Data entries:
--*--

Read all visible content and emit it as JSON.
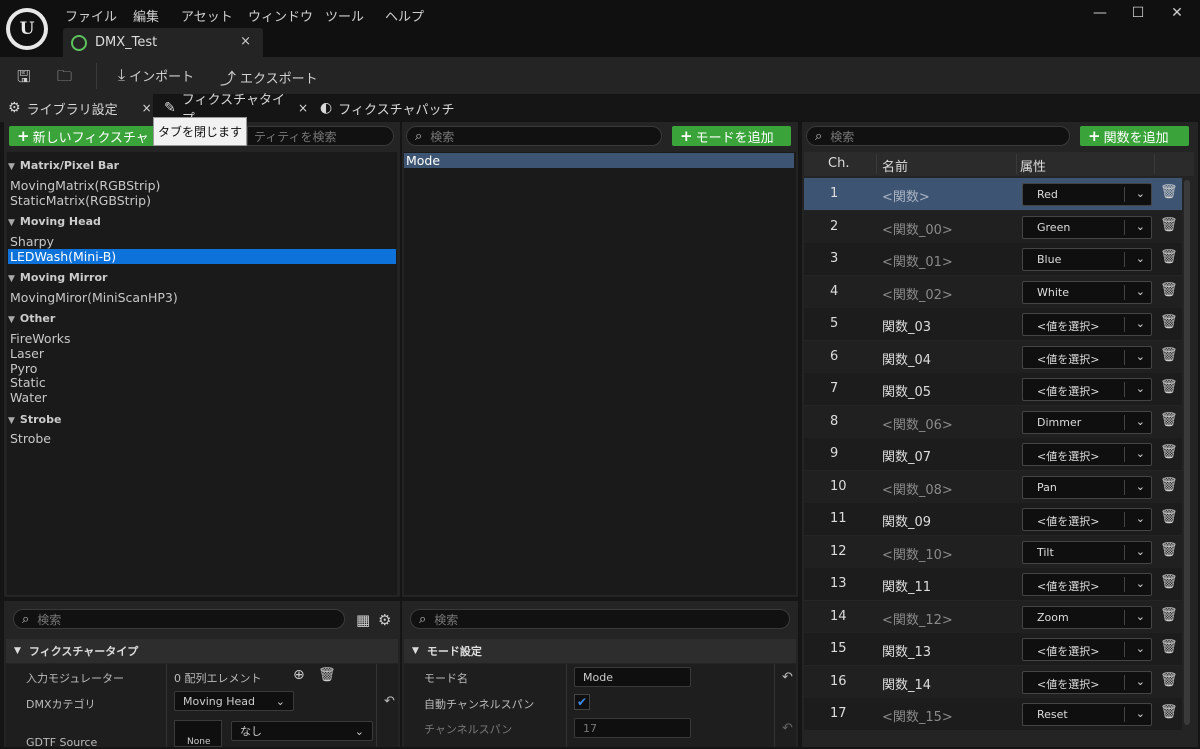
{
  "menu": [
    "ファイル",
    "編集",
    "アセット",
    "ウィンドウ",
    "ツール",
    "ヘルプ"
  ],
  "document_tab": {
    "label": "DMX_Test",
    "close": "×"
  },
  "window_buttons": {
    "minimize": "—",
    "maximize": "☐",
    "close": "✕"
  },
  "toolbar": {
    "import": "インポート",
    "export": "エクスポート"
  },
  "panel_tabs": [
    {
      "label": "ライブラリ設定",
      "close": "×"
    },
    {
      "label": "フィクスチャタイプ",
      "close": "×"
    },
    {
      "label": "フィクスチャパッチ"
    }
  ],
  "tooltip": "タブを閉じます",
  "fixture_list": {
    "new_button": "新しいフィクスチャ",
    "search_placeholder": "ティティを検索",
    "categories": [
      {
        "name": "Matrix/Pixel Bar",
        "items": [
          "MovingMatrix(RGBStrip)",
          "StaticMatrix(RGBStrip)"
        ]
      },
      {
        "name": "Moving Head",
        "items": [
          "Sharpy",
          "LEDWash(Mini-B)"
        ]
      },
      {
        "name": "Moving Mirror",
        "items": [
          "MovingMiror(MiniScanHP3)"
        ]
      },
      {
        "name": "Other",
        "items": [
          "FireWorks",
          "Laser",
          "Pyro",
          "Static",
          "Water"
        ]
      },
      {
        "name": "Strobe",
        "items": [
          "Strobe"
        ]
      }
    ],
    "selected": "LEDWash(Mini-B)"
  },
  "modes": {
    "search_placeholder": "検索",
    "add_button": "モードを追加",
    "items": [
      "Mode"
    ]
  },
  "functions": {
    "search_placeholder": "検索",
    "add_button": "関数を追加",
    "headers": {
      "ch": "Ch.",
      "name": "名前",
      "attribute": "属性"
    },
    "rows": [
      {
        "ch": "1",
        "name": "<関数>",
        "attr": "Red"
      },
      {
        "ch": "2",
        "name": "<関数_00>",
        "attr": "Green"
      },
      {
        "ch": "3",
        "name": "<関数_01>",
        "attr": "Blue"
      },
      {
        "ch": "4",
        "name": "<関数_02>",
        "attr": "White"
      },
      {
        "ch": "5",
        "name": "関数_03",
        "attr": "<値を選択>"
      },
      {
        "ch": "6",
        "name": "関数_04",
        "attr": "<値を選択>"
      },
      {
        "ch": "7",
        "name": "関数_05",
        "attr": "<値を選択>"
      },
      {
        "ch": "8",
        "name": "<関数_06>",
        "attr": "Dimmer"
      },
      {
        "ch": "9",
        "name": "関数_07",
        "attr": "<値を選択>"
      },
      {
        "ch": "10",
        "name": "<関数_08>",
        "attr": "Pan"
      },
      {
        "ch": "11",
        "name": "関数_09",
        "attr": "<値を選択>"
      },
      {
        "ch": "12",
        "name": "<関数_10>",
        "attr": "Tilt"
      },
      {
        "ch": "13",
        "name": "関数_11",
        "attr": "<値を選択>"
      },
      {
        "ch": "14",
        "name": "<関数_12>",
        "attr": "Zoom"
      },
      {
        "ch": "15",
        "name": "関数_13",
        "attr": "<値を選択>"
      },
      {
        "ch": "16",
        "name": "関数_14",
        "attr": "<値を選択>"
      },
      {
        "ch": "17",
        "name": "<関数_15>",
        "attr": "Reset"
      }
    ]
  },
  "details_left": {
    "search_placeholder": "検索",
    "section": "フィクスチャータイプ",
    "props": [
      {
        "label": "入力モジュレーター",
        "value": "0 配列エレメント"
      },
      {
        "label": "DMXカテゴリ",
        "value": "Moving Head"
      },
      {
        "label": "GDTF Source",
        "value": "None",
        "extra": "なし"
      }
    ]
  },
  "details_mid": {
    "search_placeholder": "検索",
    "section": "モード設定",
    "props": [
      {
        "label": "モード名",
        "value": "Mode"
      },
      {
        "label": "自動チャンネルスパン",
        "value": "✔"
      },
      {
        "label": "チャンネルスパン",
        "value": "17"
      }
    ]
  }
}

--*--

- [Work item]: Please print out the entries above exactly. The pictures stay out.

- [Answer to the problem]:
Read all visible content and emit it as JSON.
{
  "menu": [
    "ファイル",
    "編集",
    "アセット",
    "ウィンドウ",
    "ツール",
    "ヘルプ"
  ],
  "document_tab": {
    "label": "DMX_Test",
    "close": "×"
  },
  "window_buttons": {
    "minimize": "—",
    "maximize": "☐",
    "close": "✕"
  },
  "toolbar": {
    "import": "インポート",
    "export": "エクスポート"
  },
  "panel_tabs": [
    {
      "label": "ライブラリ設定",
      "close": "×"
    },
    {
      "label": "フィクスチャタイプ",
      "close": "×"
    },
    {
      "label": "フィクスチャパッチ"
    }
  ],
  "tooltip": "タブを閉じます",
  "fixture_list": {
    "new_button": "新しいフィクスチャ",
    "search_placeholder": "ティティを検索",
    "categories": [
      {
        "name": "Matrix/Pixel Bar",
        "items": [
          "MovingMatrix(RGBStrip)",
          "StaticMatrix(RGBStrip)"
        ]
      },
      {
        "name": "Moving Head",
        "items": [
          "Sharpy",
          "LEDWash(Mini-B)"
        ]
      },
      {
        "name": "Moving Mirror",
        "items": [
          "MovingMiror(MiniScanHP3)"
        ]
      },
      {
        "name": "Other",
        "items": [
          "FireWorks",
          "Laser",
          "Pyro",
          "Static",
          "Water"
        ]
      },
      {
        "name": "Strobe",
        "items": [
          "Strobe"
        ]
      }
    ],
    "selected": "LEDWash(Mini-B)"
  },
  "modes": {
    "search_placeholder": "検索",
    "add_button": "モードを追加",
    "items": [
      "Mode"
    ]
  },
  "functions": {
    "search_placeholder": "検索",
    "add_button": "関数を追加",
    "headers": {
      "ch": "Ch.",
      "name": "名前",
      "attribute": "属性"
    },
    "rows": [
      {
        "ch": "1",
        "name": "<関数>",
        "attr": "Red"
      },
      {
        "ch": "2",
        "name": "<関数_00>",
        "attr": "Green"
      },
      {
        "ch": "3",
        "name": "<関数_01>",
        "attr": "Blue"
      },
      {
        "ch": "4",
        "name": "<関数_02>",
        "attr": "White"
      },
      {
        "ch": "5",
        "name": "関数_03",
        "attr": "<値を選択>"
      },
      {
        "ch": "6",
        "name": "関数_04",
        "attr": "<値を選択>"
      },
      {
        "ch": "7",
        "name": "関数_05",
        "attr": "<値を選択>"
      },
      {
        "ch": "8",
        "name": "<関数_06>",
        "attr": "Dimmer"
      },
      {
        "ch": "9",
        "name": "関数_07",
        "attr": "<値を選択>"
      },
      {
        "ch": "10",
        "name": "<関数_08>",
        "attr": "Pan"
      },
      {
        "ch": "11",
        "name": "関数_09",
        "attr": "<値を選択>"
      },
      {
        "ch": "12",
        "name": "<関数_10>",
        "attr": "Tilt"
      },
      {
        "ch": "13",
        "name": "関数_11",
        "attr": "<値を選択>"
      },
      {
        "ch": "14",
        "name": "<関数_12>",
        "attr": "Zoom"
      },
      {
        "ch": "15",
        "name": "関数_13",
        "attr": "<値を選択>"
      },
      {
        "ch": "16",
        "name": "関数_14",
        "attr": "<値を選択>"
      },
      {
        "ch": "17",
        "name": "<関数_15>",
        "attr": "Reset"
      }
    ]
  },
  "details_left": {
    "search_placeholder": "検索",
    "section": "フィクスチャータイプ",
    "props": [
      {
        "label": "入力モジュレーター",
        "value": "0 配列エレメント"
      },
      {
        "label": "DMXカテゴリ",
        "value": "Moving Head"
      },
      {
        "label": "GDTF Source",
        "value": "None",
        "extra": "なし"
      }
    ]
  },
  "details_mid": {
    "search_placeholder": "検索",
    "section": "モード設定",
    "props": [
      {
        "label": "モード名",
        "value": "Mode"
      },
      {
        "label": "自動チャンネルスパン",
        "value": "✔"
      },
      {
        "label": "チャンネルスパン",
        "value": "17"
      }
    ]
  }
}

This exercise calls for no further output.